We will investigate the safety guarantees provided by the UnCoVerCPS project and assess the practicality of the approach for a human worker and robot co-worker collaborating on a food assembly line with overlapping workspaces. Specifically we will look at the situation of sandwich or pizza assembly where the main bases are coming down the assembly line being gradually built up as it progresses down the constantly moving line (see figure below). The line is supplied with components (food ingredients) on smaller in-feed conveyors set at 90 degree to the main conveyor.

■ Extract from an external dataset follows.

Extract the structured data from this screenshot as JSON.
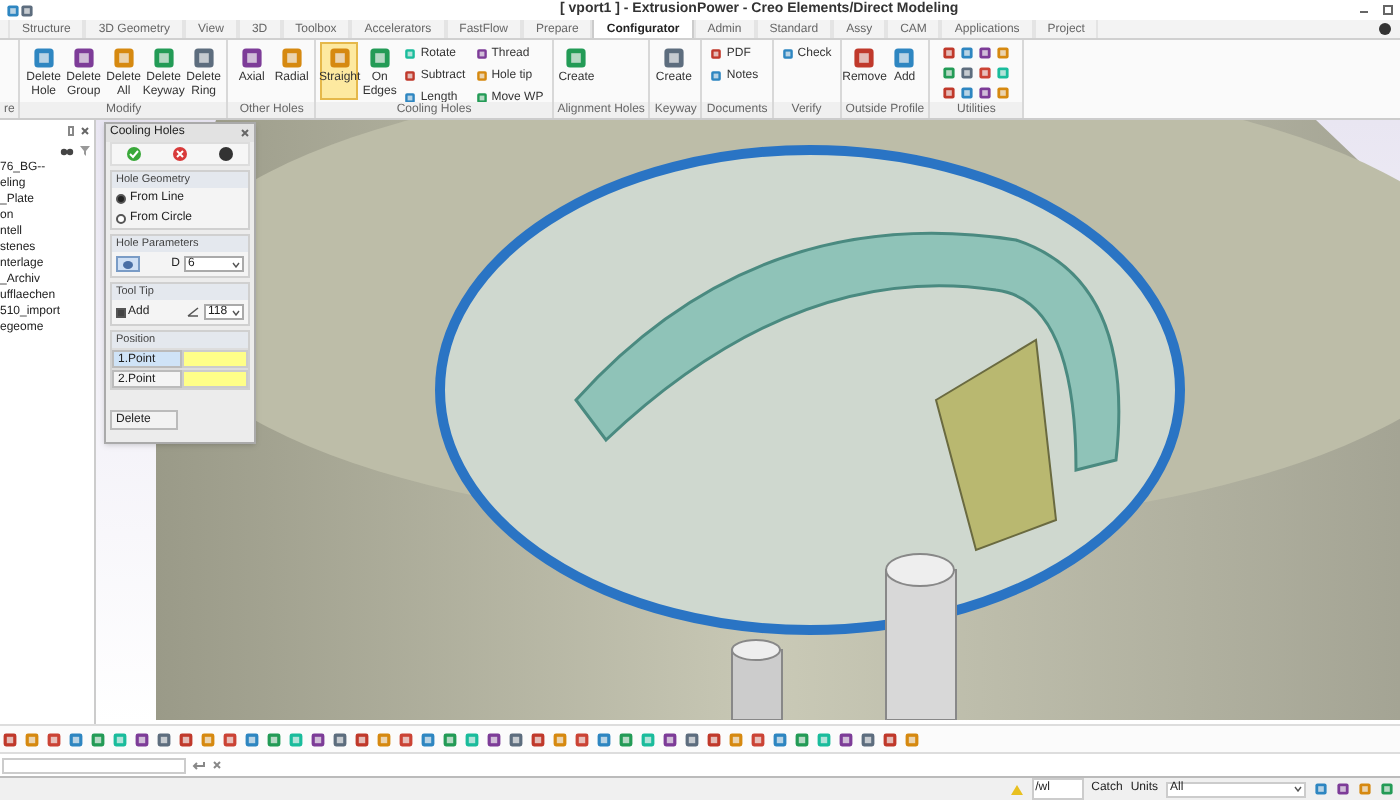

A mix of humans and robots take up positions along the line and place ingredients components on the bases in an opportunistic manner, i.e. if there is a base within the available workspace on the main conveyor that requires an ingredient within the workspace on the in-feed conveyor then that component will be picked and placed. The dynamic nature of the in-feed and output conveyors mean that the pick and place positions are undefined until a particular component is chosen and remain moving. Further, the robot should not enter a region of space already occupied (or about to be occupied) by a human worker.


R.U.Robots Limited has developed a manipulator system for food industry assembly tasks, which is small, lightweight and built to hygienic design (see figure below). The GRAIL robot system features a novel and intuitive interface, which allows operators with no knowledge of programming to instruct the system by designing the end product (typically a sandwich, pizza or chilled ready meal) using a graphical touch screen. The system works out the correct sequence of assembly using vision system input and on-the-fly trajectory planning.


Link to video : Human-Robot Collaboration on the GRAIL Robot


Control and online verification of a wind turbine


Our object is to assess the capabilities of UnCoVerCPS in dealing with relatively simple nonlinear systems. Although it is possible to develop the physical and the control aspects of a wind turbine separately, increase in power output and eduction of overall wind turbine cost is anticipated if a unified development approach is chosen. All aspects of the wind turbine are jointly developed resulting in a unified model which can be analysed immediately for design flaws. Wind turbines also have to enforce stringent safety requirements. These requirements are not related to the physical or the computational part only, but rather a property of the whole system which is influenced by external factors like weather conditions. Therefore, an approach that unifies the design approach and is able to take external uncertainties into account is highly desirable.

Wind turbines

Both public models and GE-proprietary models of wind turbine will be used in this task. Public models of wind turbine will be obtained from the Up Wind project ( GE will actively engage with the certification authorities in order to promote and identify new certification requirements which will allow the creation of wind turbines aware of their environment and able to change their control strategy accordingly.


Robust and fault-tolerant control of smart grids and their components


We will assess the scalability properties ofUnCoVerCPS for large-scale systems by varying the numbers of generating, transmitting, and consuming nodes of a smart grid. We expect to identify the critical parts of the control, verification and simulation algorithms that need further improvement in order to cope with large number of variables and, possibly, long simulation or verification time horizons. In addition, we aim at showing that the unified control and verification algorithms of UnCoVerCPS can contribute to maintaining stable smart grid operation in case of faulty operation of selected grid components. The smart grid scenario is simulated since power plants are obviously too expensive for test purposes.